◆ Provided records

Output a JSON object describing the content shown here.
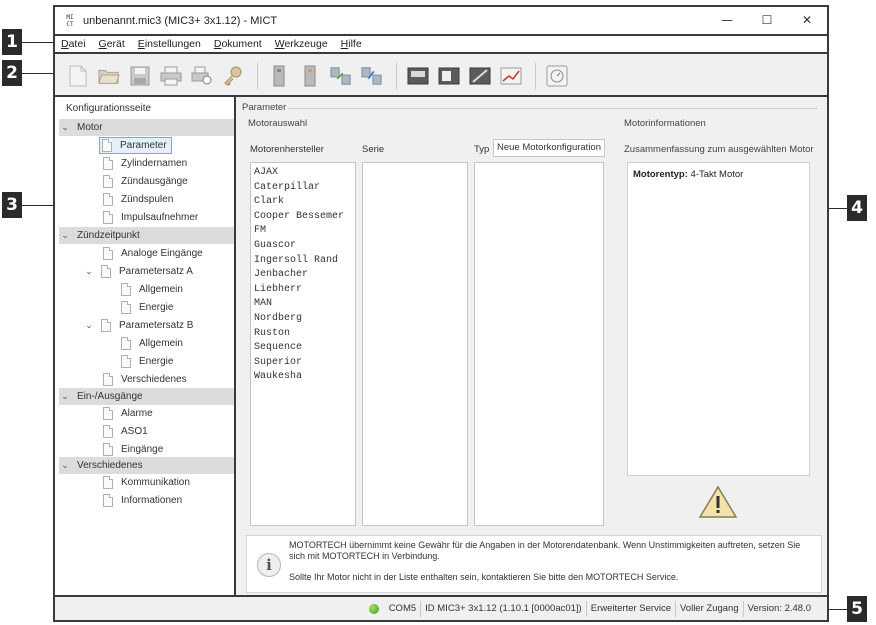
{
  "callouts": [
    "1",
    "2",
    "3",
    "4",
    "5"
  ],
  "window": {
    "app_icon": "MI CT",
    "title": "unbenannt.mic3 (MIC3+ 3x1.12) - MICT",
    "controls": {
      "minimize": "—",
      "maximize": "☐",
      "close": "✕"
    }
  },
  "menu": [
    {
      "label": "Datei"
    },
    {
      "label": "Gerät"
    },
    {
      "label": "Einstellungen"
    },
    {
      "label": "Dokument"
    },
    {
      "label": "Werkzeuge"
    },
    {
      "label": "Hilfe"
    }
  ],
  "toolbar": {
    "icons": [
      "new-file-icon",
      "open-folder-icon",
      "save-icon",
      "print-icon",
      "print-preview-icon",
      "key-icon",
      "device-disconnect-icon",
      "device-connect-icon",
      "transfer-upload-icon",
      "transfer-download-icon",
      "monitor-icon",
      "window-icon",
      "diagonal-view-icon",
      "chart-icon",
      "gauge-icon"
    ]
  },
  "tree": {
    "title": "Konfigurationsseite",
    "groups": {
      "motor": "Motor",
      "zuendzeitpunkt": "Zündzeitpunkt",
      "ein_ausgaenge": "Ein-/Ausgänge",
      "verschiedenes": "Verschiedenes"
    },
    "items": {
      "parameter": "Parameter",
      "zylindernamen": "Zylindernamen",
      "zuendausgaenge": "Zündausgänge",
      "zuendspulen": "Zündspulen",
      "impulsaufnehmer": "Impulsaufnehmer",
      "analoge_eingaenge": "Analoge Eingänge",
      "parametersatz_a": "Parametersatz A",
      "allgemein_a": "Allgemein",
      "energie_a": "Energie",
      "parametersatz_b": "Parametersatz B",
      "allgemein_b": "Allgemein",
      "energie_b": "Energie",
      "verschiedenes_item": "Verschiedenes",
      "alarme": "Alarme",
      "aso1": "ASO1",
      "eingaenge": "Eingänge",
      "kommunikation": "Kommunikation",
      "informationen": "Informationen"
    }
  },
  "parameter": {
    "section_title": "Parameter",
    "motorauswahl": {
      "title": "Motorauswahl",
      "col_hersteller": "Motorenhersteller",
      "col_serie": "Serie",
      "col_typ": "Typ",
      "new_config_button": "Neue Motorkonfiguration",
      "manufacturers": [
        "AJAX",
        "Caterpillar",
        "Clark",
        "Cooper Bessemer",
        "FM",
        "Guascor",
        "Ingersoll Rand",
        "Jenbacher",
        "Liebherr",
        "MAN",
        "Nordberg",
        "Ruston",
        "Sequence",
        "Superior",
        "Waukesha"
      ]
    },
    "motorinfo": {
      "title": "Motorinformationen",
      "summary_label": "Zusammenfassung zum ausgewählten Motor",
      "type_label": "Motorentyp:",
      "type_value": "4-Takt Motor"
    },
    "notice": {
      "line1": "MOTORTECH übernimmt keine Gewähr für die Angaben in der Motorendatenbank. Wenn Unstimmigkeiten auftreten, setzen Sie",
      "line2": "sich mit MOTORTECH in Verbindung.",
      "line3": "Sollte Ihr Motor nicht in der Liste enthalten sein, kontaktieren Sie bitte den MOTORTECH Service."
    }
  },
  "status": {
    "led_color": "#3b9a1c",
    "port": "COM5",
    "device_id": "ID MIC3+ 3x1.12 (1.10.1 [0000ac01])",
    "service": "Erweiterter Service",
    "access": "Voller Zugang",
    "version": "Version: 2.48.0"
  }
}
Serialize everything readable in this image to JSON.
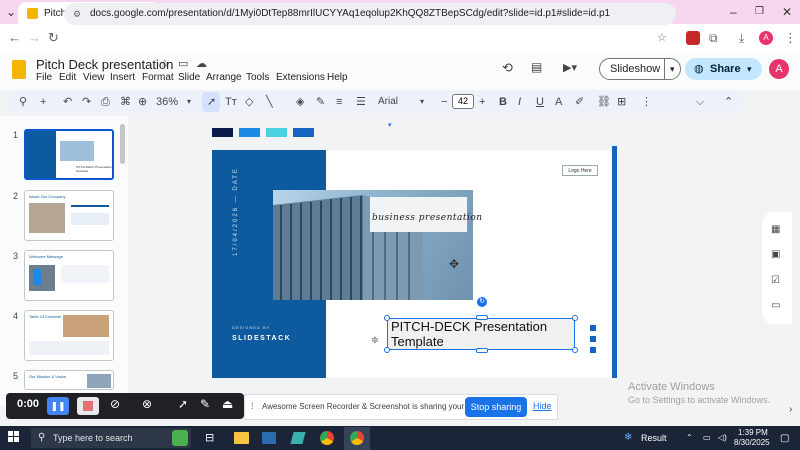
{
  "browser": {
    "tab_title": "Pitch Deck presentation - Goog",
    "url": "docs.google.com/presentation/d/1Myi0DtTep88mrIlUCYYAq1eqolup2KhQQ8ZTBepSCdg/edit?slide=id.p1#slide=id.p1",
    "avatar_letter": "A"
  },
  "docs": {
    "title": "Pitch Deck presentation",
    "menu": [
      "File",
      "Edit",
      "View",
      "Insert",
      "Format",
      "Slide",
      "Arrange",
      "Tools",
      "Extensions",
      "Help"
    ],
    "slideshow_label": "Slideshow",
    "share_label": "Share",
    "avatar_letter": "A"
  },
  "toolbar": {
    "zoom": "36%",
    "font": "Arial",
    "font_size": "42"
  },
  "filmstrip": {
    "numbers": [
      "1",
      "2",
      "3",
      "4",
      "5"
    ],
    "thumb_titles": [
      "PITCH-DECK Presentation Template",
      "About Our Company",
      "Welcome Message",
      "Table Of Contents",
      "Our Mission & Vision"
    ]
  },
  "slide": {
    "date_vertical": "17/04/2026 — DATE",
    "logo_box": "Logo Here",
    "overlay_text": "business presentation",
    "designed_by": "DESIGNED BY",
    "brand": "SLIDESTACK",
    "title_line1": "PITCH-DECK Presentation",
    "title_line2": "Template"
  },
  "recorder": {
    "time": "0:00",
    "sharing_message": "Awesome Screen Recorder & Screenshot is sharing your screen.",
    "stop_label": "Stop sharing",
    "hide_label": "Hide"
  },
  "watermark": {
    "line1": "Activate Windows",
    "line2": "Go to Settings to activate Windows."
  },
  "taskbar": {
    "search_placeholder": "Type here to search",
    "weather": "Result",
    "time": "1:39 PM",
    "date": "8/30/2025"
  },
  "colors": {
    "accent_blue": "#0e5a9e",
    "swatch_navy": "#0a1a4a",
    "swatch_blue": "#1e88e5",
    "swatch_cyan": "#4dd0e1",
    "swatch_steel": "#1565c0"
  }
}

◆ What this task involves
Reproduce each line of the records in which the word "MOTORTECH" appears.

◆ Reply
      "line1": "MOTORTECH übernimmt keine Gewähr für die Angaben in der Motorendatenbank. Wenn Unstimmigkeiten auftreten, setzen Sie",
      "line2": "sich mit MOTORTECH in Verbindung.",
      "line3": "Sollte Ihr Motor nicht in der Liste enthalten sein, kontaktieren Sie bitte den MOTORTECH Service."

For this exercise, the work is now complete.